As the manifesto says: If you can’t fix it, you don’t own it. But you don’t truly appreciate how much you own until you need to move it.
Moving our nine-year-old hackerspace turned out to be the major project of 2018.
I mean sure, you know intuitively it’s a lot of stuff. Even after culling the obvious junk, there’s still a great deal of mass. There’s Milly of course. That old laser cutter. Even the Tesla Gun has a not inconsequential bulk and weight.
But the effort of physically moving stuff (while considerable!) was utterly inconsequential compared to the time and effort spent on prep and paperwork.
When the project started in earnest way back in June, seven of us wanted to move into a space with a long-term lease. Our process took about four months, and went something like this:
- Define requirements.
- Troll Craig’s list and LoopNet looking for deals.
- Tour prospective sites.
- Marvel at Seattle commercial rates and scams.
- Revisit our requirements to make sure they’re really required.
- Get used to finding places that are PERFECT except for that one deal-breaking aspect (usually no long-term lease, exorbitant cost, or impossible location).
- As the deadline for the old lease begins to loom large, find and employ a commercial real estate broker.
- Find a surprisingly excellent lead only a few blocks away from the old space!
- Get all of us to tour the space and get a thumbs-up.
- Negotiate a lease. <<< This step alone took about a month.
- Arrange for sufficient funding, insurance, organizational restructuring, bank accounts, all applicable licensing…
- And finally, sign the lease!
With all of that out of the way, we could finally move the stuff! That meant laying down tape on the floor to mark people’s spaces, procuring pallet rack, doing the build-out, arranging for trucks, lifters, and moving muscle, and ultimately renting a surprise forklift.
It’s now a couple of months into our lease, and we’re starting to feel like a shop again. The new shop has significantly more room and amenities, and we’ve grown from 7 to 13 members. After months of effort and worry, it’s starting to feel like we’ve arrived.

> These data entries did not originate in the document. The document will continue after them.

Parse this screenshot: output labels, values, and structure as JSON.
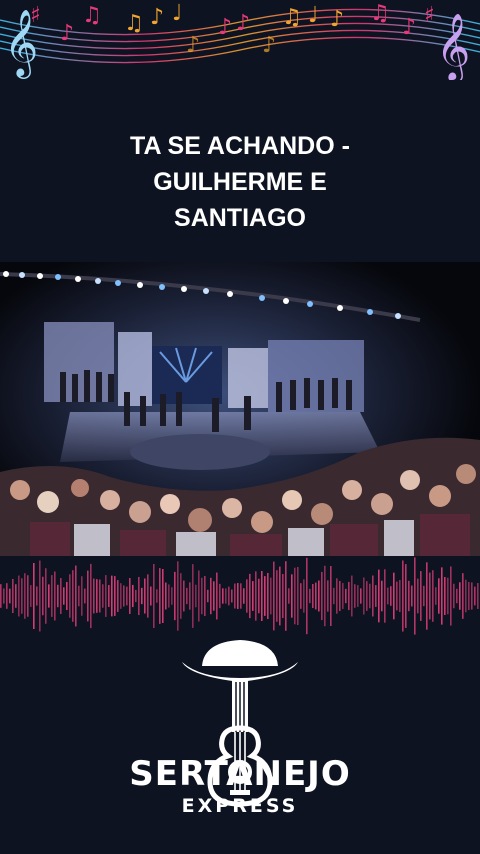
{
  "song": {
    "title": "TA SE ACHANDO -\nGUILHERME E\nSANTIAGO"
  },
  "brand": {
    "name": "SERTANEJO",
    "sub": "EXPRESS",
    "logo_icon": "cowboy-hat-guitar-icon"
  },
  "decor": {
    "top_banner_icon": "music-notes-banner-icon",
    "waveform_icon": "audio-waveform-icon",
    "waveform_color": "#e0407a",
    "note_colors": [
      "#3ec3f0",
      "#e63a7a",
      "#f0a530",
      "#9b59d0"
    ]
  },
  "video": {
    "scene": "concert-stage-photo"
  }
}
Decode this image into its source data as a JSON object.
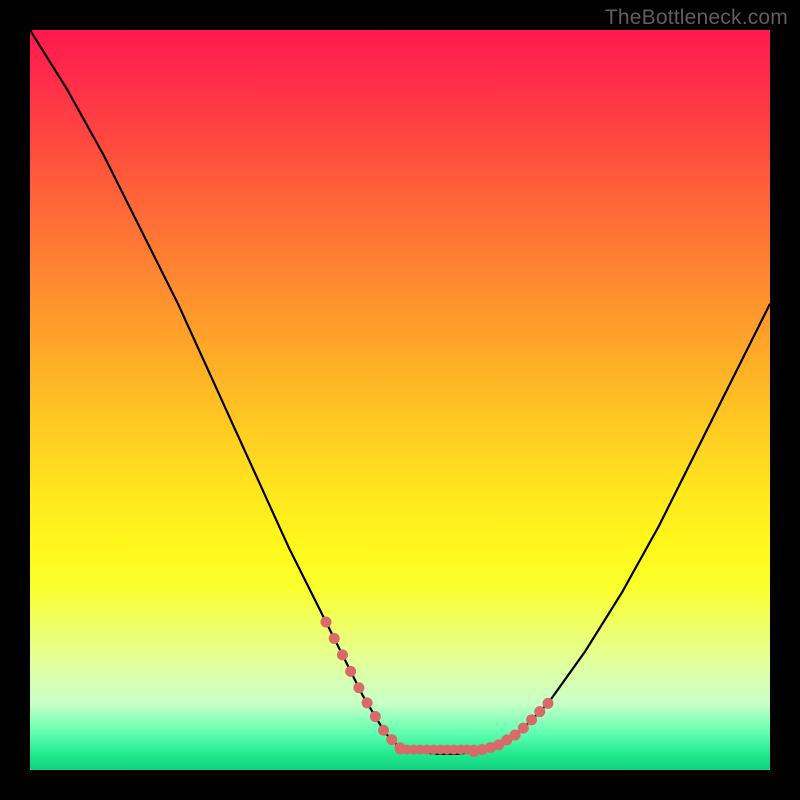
{
  "watermark": "TheBottleneck.com",
  "chart_data": {
    "type": "line",
    "title": "",
    "xlabel": "",
    "ylabel": "",
    "xlim": [
      0,
      100
    ],
    "ylim": [
      0,
      100
    ],
    "series": [
      {
        "name": "curve",
        "x": [
          0,
          5,
          10,
          15,
          20,
          25,
          30,
          35,
          40,
          45,
          48,
          50,
          52,
          55,
          58,
          60,
          63,
          66,
          70,
          75,
          80,
          85,
          90,
          95,
          100
        ],
        "y": [
          100,
          92,
          83,
          73,
          63,
          52,
          41,
          30,
          20,
          10,
          5,
          3,
          2.5,
          2.2,
          2.2,
          2.5,
          3.2,
          5,
          9,
          16,
          24,
          33,
          43,
          53,
          63
        ]
      }
    ],
    "highlight_segments": [
      {
        "name": "left-dotted",
        "x_range": [
          40,
          50
        ]
      },
      {
        "name": "right-dotted",
        "x_range": [
          60,
          70
        ]
      }
    ],
    "flat_dotted_range": [
      50,
      60
    ],
    "colors": {
      "curve": "#000000",
      "dots": "#d86a6a",
      "flat_line": "#d86a6a"
    }
  }
}
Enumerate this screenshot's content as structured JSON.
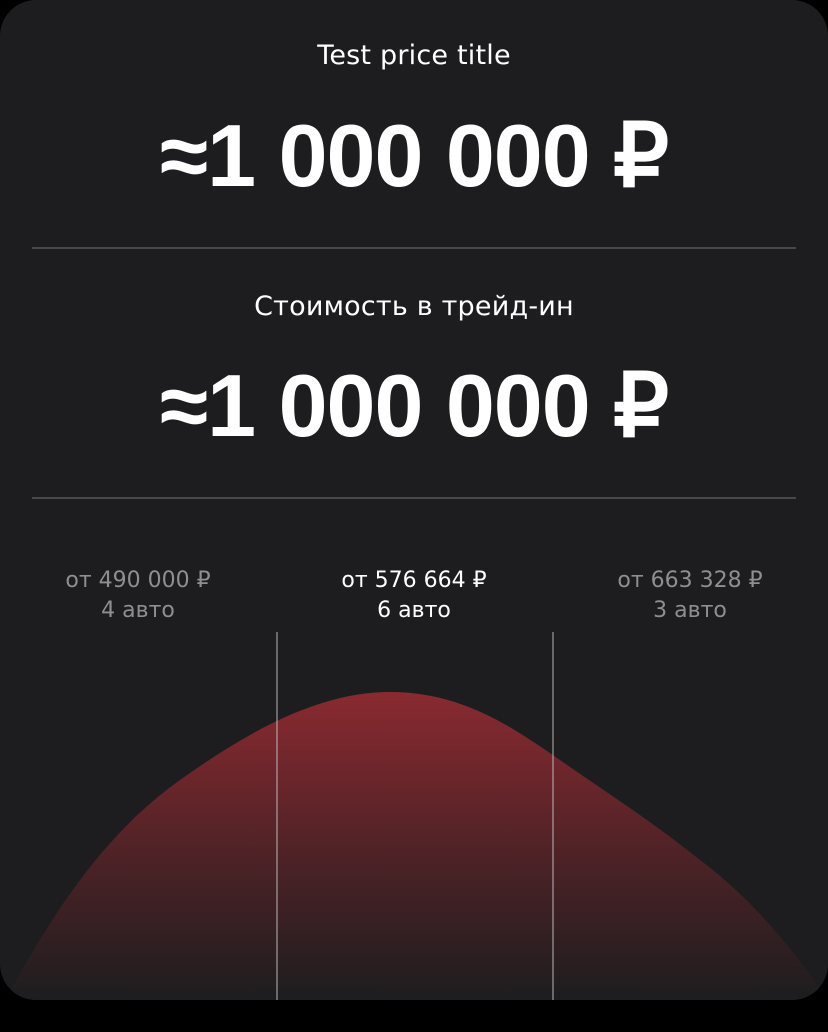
{
  "price": {
    "title": "Test price title",
    "value": "≈1 000 000 ₽"
  },
  "trade_in": {
    "title": "Стоимость в трейд-ин",
    "value": "≈1 000 000 ₽"
  },
  "distribution": {
    "buckets": [
      {
        "price_label": "от 490 000 ₽",
        "count_label": "4 авто",
        "active": false
      },
      {
        "price_label": "от 576 664 ₽",
        "count_label": "6 авто",
        "active": true
      },
      {
        "price_label": "от 663 328 ₽",
        "count_label": "3 авто",
        "active": false
      }
    ]
  },
  "colors": {
    "card_background": "#1d1d1f",
    "accent_red": "#8a2a30",
    "muted_text": "#8e8e93",
    "divider": "#48484b"
  }
}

In some ways, “moving the shop” has been the ultimate team-building exercise. It did not break us, and it’s hard to deny the feeling that it’s made us a hell of a lot stronger.
I’m excited for the next decade of shenanigans with this incredible crew.